Singh V, Jhanwar A, Mehrotra S, Paul S, Sinha RJ (2015) A comparison of quality of life before and after successful repair of genitourinary fistula: Is there improvement across all the domains of WHOQOL-BREF questionnaire? Afr J Urol 21(4):230–234
Hebbar S, Pandey H, Chawla A (2015) Understanding King’s Health Questionnaire (KHQ) in assessment of female urinary incontinence. Springer. https://www.springer.com/journal/192/submission-guidelines. Accessed 28 May 2020
Fultz NH, Burgio K, Diokno AC, Kinchen KS, Obenchain R, Bump RC (2003) Burden of stress urinary incontinence for community-dwelling women. Am J Obstet Gynecol 189(5):1275–1282

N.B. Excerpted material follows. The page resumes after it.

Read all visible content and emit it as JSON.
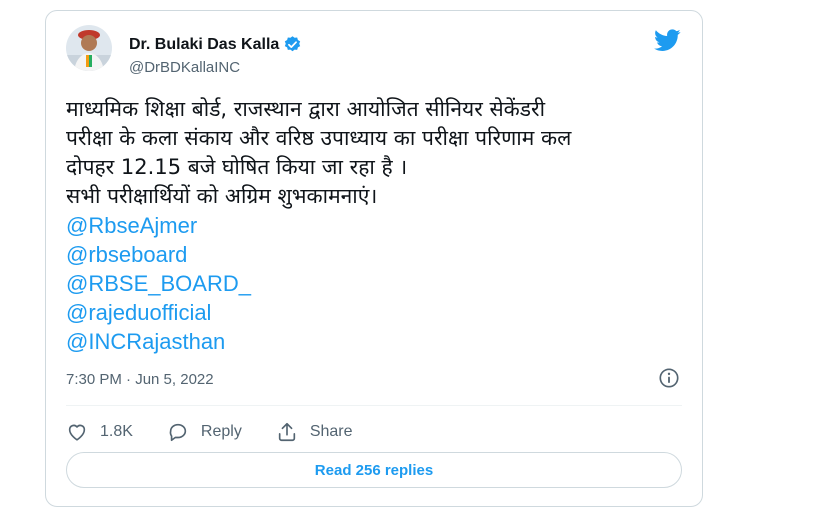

World Health Organization (2016) World Health Organization Quality of Life- BREF (WHOQOL-BREF). Spinal Cord Injury Research Evidence. http://scireproject.com/outcome-measures/outcome-measure-tool/world-health-organization-quality-of-life-bref-whoqol-bref/. Accessed 28 May 2020
Lesley Fallowfield (1992) The quality of life: the missing measurement in health care. PsycCRITIQUES 1:37

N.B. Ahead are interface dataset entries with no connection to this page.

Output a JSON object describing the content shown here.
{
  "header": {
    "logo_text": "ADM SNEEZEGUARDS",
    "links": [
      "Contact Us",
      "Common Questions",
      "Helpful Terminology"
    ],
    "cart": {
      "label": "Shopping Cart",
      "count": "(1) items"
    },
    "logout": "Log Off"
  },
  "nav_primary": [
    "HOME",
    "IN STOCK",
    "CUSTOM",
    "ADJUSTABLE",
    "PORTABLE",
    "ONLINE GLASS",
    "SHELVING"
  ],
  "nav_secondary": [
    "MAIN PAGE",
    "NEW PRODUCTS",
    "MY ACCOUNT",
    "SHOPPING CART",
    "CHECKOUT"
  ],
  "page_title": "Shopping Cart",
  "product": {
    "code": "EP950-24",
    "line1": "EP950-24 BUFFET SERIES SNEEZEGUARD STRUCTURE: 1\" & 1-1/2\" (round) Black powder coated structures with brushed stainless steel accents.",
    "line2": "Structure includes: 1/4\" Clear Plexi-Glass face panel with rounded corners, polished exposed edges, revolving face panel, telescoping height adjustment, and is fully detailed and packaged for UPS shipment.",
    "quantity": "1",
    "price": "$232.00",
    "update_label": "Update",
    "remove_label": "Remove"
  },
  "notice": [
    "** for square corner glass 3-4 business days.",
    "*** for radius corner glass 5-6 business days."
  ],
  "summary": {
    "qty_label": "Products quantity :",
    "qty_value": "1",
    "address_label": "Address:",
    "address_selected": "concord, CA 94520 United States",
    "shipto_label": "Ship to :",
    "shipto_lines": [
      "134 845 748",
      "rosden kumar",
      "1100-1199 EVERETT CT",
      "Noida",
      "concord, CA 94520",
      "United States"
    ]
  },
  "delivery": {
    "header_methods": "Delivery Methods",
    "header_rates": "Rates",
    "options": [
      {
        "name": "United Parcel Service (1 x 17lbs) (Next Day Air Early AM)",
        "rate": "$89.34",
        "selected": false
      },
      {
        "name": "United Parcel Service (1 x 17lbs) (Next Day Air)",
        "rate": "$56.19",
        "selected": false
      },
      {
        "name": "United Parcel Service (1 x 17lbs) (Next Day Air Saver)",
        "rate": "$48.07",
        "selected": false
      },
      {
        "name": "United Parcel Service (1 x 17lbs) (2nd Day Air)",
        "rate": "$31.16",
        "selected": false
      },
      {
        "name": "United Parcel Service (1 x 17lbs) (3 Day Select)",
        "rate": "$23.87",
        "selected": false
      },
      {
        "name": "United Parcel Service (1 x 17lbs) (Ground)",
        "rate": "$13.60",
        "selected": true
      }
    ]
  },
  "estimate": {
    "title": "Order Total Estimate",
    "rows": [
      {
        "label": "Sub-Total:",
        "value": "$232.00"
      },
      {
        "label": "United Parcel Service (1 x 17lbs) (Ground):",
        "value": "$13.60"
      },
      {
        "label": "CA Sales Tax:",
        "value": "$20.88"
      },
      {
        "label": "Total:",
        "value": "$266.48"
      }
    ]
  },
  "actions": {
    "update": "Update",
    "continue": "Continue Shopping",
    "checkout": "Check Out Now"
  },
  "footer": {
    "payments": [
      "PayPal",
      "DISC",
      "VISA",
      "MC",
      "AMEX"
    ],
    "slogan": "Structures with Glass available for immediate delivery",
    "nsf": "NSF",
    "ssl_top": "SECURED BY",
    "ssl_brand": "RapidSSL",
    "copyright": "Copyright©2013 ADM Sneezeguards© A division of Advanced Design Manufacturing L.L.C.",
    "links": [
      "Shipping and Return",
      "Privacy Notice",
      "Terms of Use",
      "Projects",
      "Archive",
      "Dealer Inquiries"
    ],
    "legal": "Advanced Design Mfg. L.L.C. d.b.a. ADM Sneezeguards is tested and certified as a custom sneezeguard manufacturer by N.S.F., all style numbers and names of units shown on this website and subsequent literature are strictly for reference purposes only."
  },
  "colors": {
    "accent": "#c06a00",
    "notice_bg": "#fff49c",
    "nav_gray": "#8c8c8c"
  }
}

Mwangi J, Mutiso S, Puri M, Gatebi J (2012) Quality of life in pre- and posttreatment among obstetric fistula patients at Kisii Hospital, Kenya. Clin Health Promot Res Best Pract Patients Staff Community 2(2):59–63
Gebresilase YT (2014) A qualitative study of the experience of obstetric fistula survivors in Addis Ababa, Ethiopia. Int J Womens Health 6:1033
Khisa W, Wakasiaka S, McGowan L, Campbell M, Lavender T (2017) Understanding the lived experience of women before and after fistula repair: a qualitative study in Kenya. BJOG Int J Obstet Gynaecol 124(3):503–510
Dennis AC, Wilson SM, Mosha MV, Masenga GG, Sikkema KJ, Terroso KE et al (2016) Experiences of social support among women presenting for obstetric fistula repair surgery in Tanzania. Int J Womens Health 8:429
Umoiyoho AJ, Inyang-Etoh EC, Abah GM, Abasiattai AM, Akaiso OE (2011) Quality of life following successful repair of vesicovaginal fistula in Nigeria. Afr J Urol 21:230–234
Khisa AM, Nyamongo IK, Omoni GM, Spitzer RF (2019) A grounded theory of regaining normalcy and reintegration of women with obstetric fistula in Kenya. Reprod Health 16(1):29
Animut M, Mamo A, Abebe L, Berhe MA, Asfaw S, Birhanu Z (2019) “The sun keeps rising but darkness surrounds us”: a qualitative exploration of the lived experiences of women with obstetric fistula in Ethiopia. BMC Womens Health 19(1):37
Bashah DT, Worku AG, Mengistu MY (2018) Consequences of obstetric fistula in sub Sahara African countries, from patients’ perspective: a systematic review of qualitative studies. BMC Womens Health 18(1):106
Luz R, Pereira I, Henriques A, Ribeirinho AL, Valentim-Lourenço A (2017) King’s Health Questionnaire to assess subjective outcomes after surgical treatment for urinary incontinence: Can it be useful? Int Urogynecol J 28(1):139–145
Okoye UO, Emma-Echiegu N, Tanyi PL (2014) Living with vesico-vaginal fistula: experiences of women awaiting repairs in Ebonyi State. Nigeria. Tanzan J Health Res 16(4):322–328
The authors acknowledge assistance with data analysis by Mavis P. Dembedza.
This study has no funding.
Ethical approval and consent to participate
This study was approved by the Medical Research Council of Zimbabwe (MRCZ) under license number MRCZ A2525. Permission to use the WHOQOL-BREF tool was sought and granted by WHO, Geneva. All study participants gave written informed consent after the study processes were explained to them and their questions and concerns addressed. Participants of this study were all above 16 years of age so they consented on their own. Confidentiality was maintained throughout the study.
Consent for publication
The authors declare that they have no competing interests
Springer Nature remains neutral with regard to jurisdictional claims in published maps and institutional affiliations.
About this article
Cite this article
Chimamise, C., Shiripinda, I., Munjanja, S.P. et al. A comparison of quality of life of obstetric fistula survivors in Zimbabwe before and after surgical treatment. Afr J Urol 27, 10 (2021). https://doi.org/10.1186/s12301-020-00118-6
- Quality of life
- Obstetric fistula survivors
- Urinary incontinence